Roman Conquerors Destroyed HIV Resistance in Early Europe

From New Scientist:

It appears that the Roman Empire left a legacy that may still affect modern Europe – those living within its conquered lands are more susceptible to HIV. It could explain why a gene that confers resistance to HIV varies in frequency across the continent. The gene in question codes for a protein receptor called CCR5. The HIV virus binds to this receptor before entering cells. One gene variant, called CCR5-Delta32, has 32 DNA base pairs missing and produces a receptor that HIV cannot bind to, which prevents the virus from entering the cells.
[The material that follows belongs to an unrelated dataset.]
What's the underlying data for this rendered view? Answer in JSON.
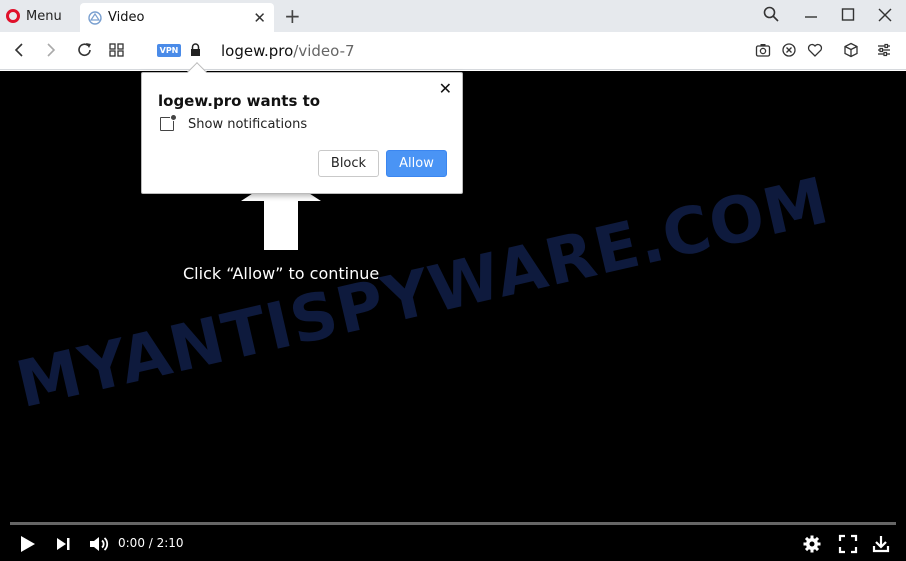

People with this variant have some resistance to HIV infection and also take longer to develop AIDS. [Did the Romans destroy Europe’s HIV resistance? – health – 03 September 2008]